Pinpointing risks and side consequences
In Sarah Oppold’s feeling, this is an example of an algorithm implemented in an insufficient method. “The input facts was unsuitable and the challenge to be solved was badly formulated,” claims the personal computer scientist, who is at present completing her doctoral reports at the University of Stuttgart’s Institute of Parallel and Distributed Systems (IPVS), where by she is looking into how ideal to design and style AI algorithms in a clear method. “Whilst numerous investigation teams are primarily focusing on the model underlying the algorithm,” Oppold describes, “we are attempting to cover the total chain, from the collection and pre-processing of the facts via the improvement and parameterization of the AI strategy to the visualization of the success.” So, the goal in this situation is not to deliver a white box for individual AI apps, but rather to symbolize the total everyday living cycle of the algorithm in a clear and traceable method.
The final result is a kind of regulatory framework. In the identical way that a digital graphic consists of metadata, such as exposure time, digicam variety and area, the framework would insert explanatory notes to an algorithm – for example, that the education facts refers to Germany and that the success, hence, are not transferable to other nations around the world. “You could think of it like a drug,” claims Oppold: “It has a unique health-related application and a unique dosage, but there are also connected risks and side consequences. Based on that information, the health care service provider will decide which sufferers the drug is proper for.”
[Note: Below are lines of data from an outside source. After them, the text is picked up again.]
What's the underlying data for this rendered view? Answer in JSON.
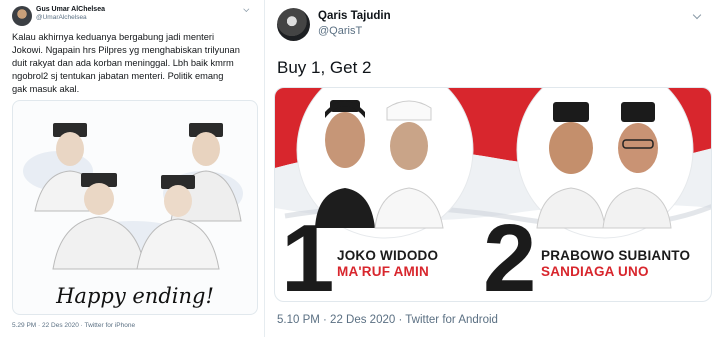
{
  "tweet_left": {
    "name": "Gus Umar AlChelsea",
    "handle": "@UmarAlchelsea",
    "text": "Kalau akhirnya keduanya bergabung jadi menteri\nJokowi. Ngapain hrs Pilpres yg menghabiskan trilyunan\nduit rakyat dan ada korban meninggal. Lbh baik kmrm\nngobrol2 sj tentukan jabatan menteri. Politik emang\ngak masuk akal.",
    "image_caption": "Happy ending!",
    "meta": "5.29 PM · 22 Des 2020 · Twitter for iPhone",
    "avatar_icon": "profile-avatar",
    "menu_icon": "chevron-down-icon"
  },
  "tweet_right": {
    "name": "Qaris Tajudin",
    "handle": "@QarisT",
    "text": "Buy 1, Get 2",
    "meta": "5.10 PM · 22 Des 2020 · Twitter for Android",
    "avatar_icon": "profile-avatar",
    "menu_icon": "chevron-down-icon",
    "poster": {
      "number_1": "1",
      "number_2": "2",
      "pair_1_line_1": "JOKO WIDODO",
      "pair_1_line_2": "MA'RUF AMIN",
      "pair_2_line_1": "PRABOWO SUBIANTO",
      "pair_2_line_2": "SANDIAGA UNO",
      "accent_color": "#d8262d"
    }
  }
}
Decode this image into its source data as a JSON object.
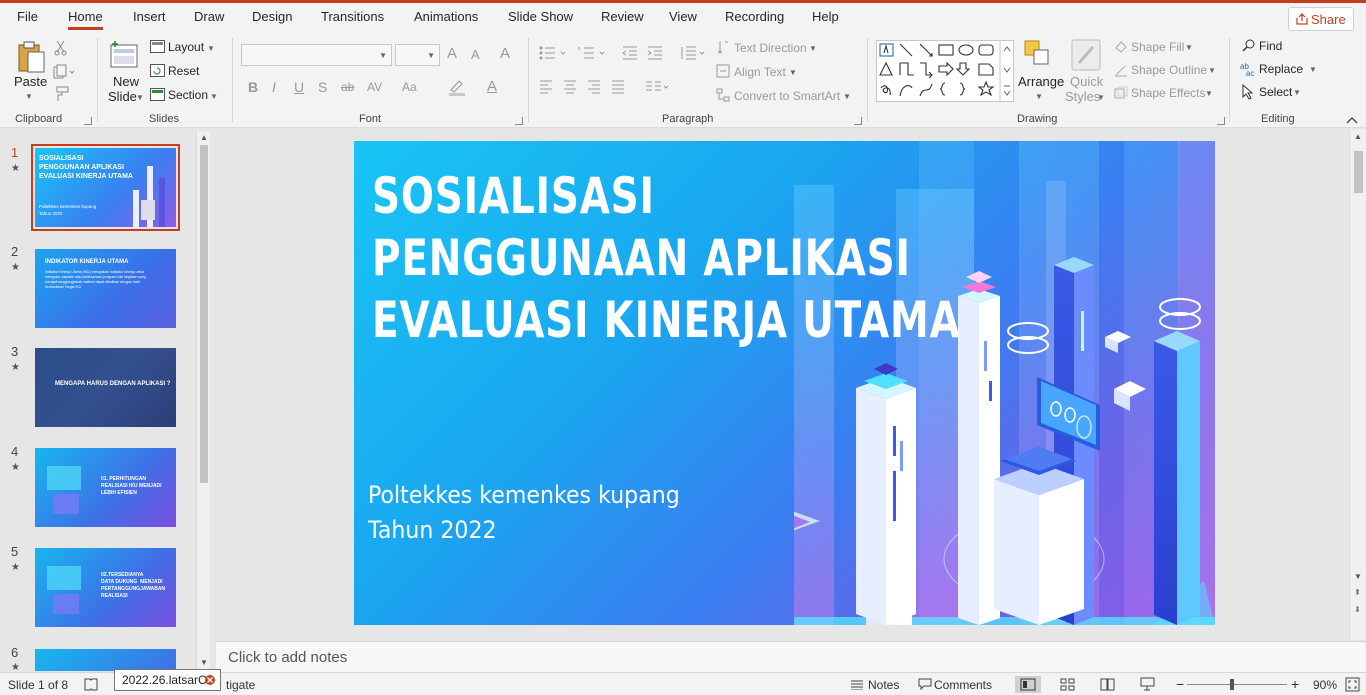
{
  "tabs": [
    "File",
    "Home",
    "Insert",
    "Draw",
    "Design",
    "Transitions",
    "Animations",
    "Slide Show",
    "Review",
    "View",
    "Recording",
    "Help"
  ],
  "active_tab": "Home",
  "share_label": "Share",
  "ribbon": {
    "clipboard": {
      "paste": "Paste",
      "group": "Clipboard"
    },
    "slides": {
      "new_slide_1": "New",
      "new_slide_2": "Slide",
      "layout": "Layout",
      "reset": "Reset",
      "section": "Section",
      "group": "Slides"
    },
    "font": {
      "bold": "B",
      "italic": "I",
      "underline": "U",
      "shadow": "S",
      "strike": "ab",
      "spacing": "AV",
      "case": "Aa",
      "grow": "A",
      "shrink": "A",
      "clear": "A",
      "color": "A",
      "group": "Font"
    },
    "paragraph": {
      "text_direction": "Text Direction",
      "align_text": "Align Text",
      "smartart": "Convert to SmartArt",
      "group": "Paragraph"
    },
    "drawing": {
      "arrange": "Arrange",
      "quick_styles_1": "Quick",
      "quick_styles_2": "Styles",
      "shape_fill": "Shape Fill",
      "shape_outline": "Shape Outline",
      "shape_effects": "Shape Effects",
      "group": "Drawing"
    },
    "editing": {
      "find": "Find",
      "replace": "Replace",
      "select": "Select",
      "group": "Editing"
    }
  },
  "thumbnails": [
    {
      "num": "1",
      "title": "SOSIALISASI\nPENGGUNAAN APLIKASI\nEVALUASI KINERJA UTAMA",
      "sub": "Poltekkes kemenkes kupang\nTahun 2022"
    },
    {
      "num": "2",
      "title": "INDIKATOR KINERJA UTAMA",
      "sub": "Indikator Kinerja Utama (IKU) merupakan indikator kinerja untuk mengukur capaian atau pelaksanaan program dan kegiatan yang menjadi tanggungjawab institusi dapat dikaitkan dengan hasil berbasiskan Target IKU"
    },
    {
      "num": "3",
      "title": "MENGAPA HARUS DENGAN APLIKASI ?",
      "sub": ""
    },
    {
      "num": "4",
      "title": "01. PERHITUNGAN\nREALISASI IKU MENJADI\nLEBIH EFISIEN",
      "sub": ""
    },
    {
      "num": "5",
      "title": "02.TERSEDIANYA\nDATA DUKUNG  MENJADI\nPERTANGGUNGJAWABAN\nREALISASI",
      "sub": ""
    },
    {
      "num": "6",
      "title": "",
      "sub": ""
    }
  ],
  "slide": {
    "title_lines": [
      "SOSIALISASI",
      "PENGGUNAAN APLIKASI",
      "EVALUASI KINERJA UTAMA"
    ],
    "subtitle_lines": [
      "Poltekkes kemenkes kupang",
      "Tahun 2022"
    ]
  },
  "notes_placeholder": "Click to add notes",
  "status": {
    "slide_of": "Slide 1 of 8",
    "tooltip": "2022.26.latsarC",
    "investigate": "tigate",
    "notes": "Notes",
    "comments": "Comments",
    "zoom": "90%"
  },
  "colors": {
    "accent": "#c43e1c",
    "slide_start": "#19c5f4",
    "slide_end": "#8f5ce8"
  }
}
The framework has not nonetheless been designed to the position where by it can execute equivalent duties for an algorithm. “It at present only takes tabular facts into account,” Oppold describes: “We now want to increase it to just take in imaging and streaming facts.” A practical framework would also require to incorporate interdisciplinary knowledge, for example from AI developers, the social sciences and legal professionals. “As before long as the framework reaches a sure amount of maturity,” the personal computer scientist describes, “it would make feeling to collaborate with the industrial sector to produce it even more and make the algorithms applied in field additional clear .”
Supply: University of Stuttgart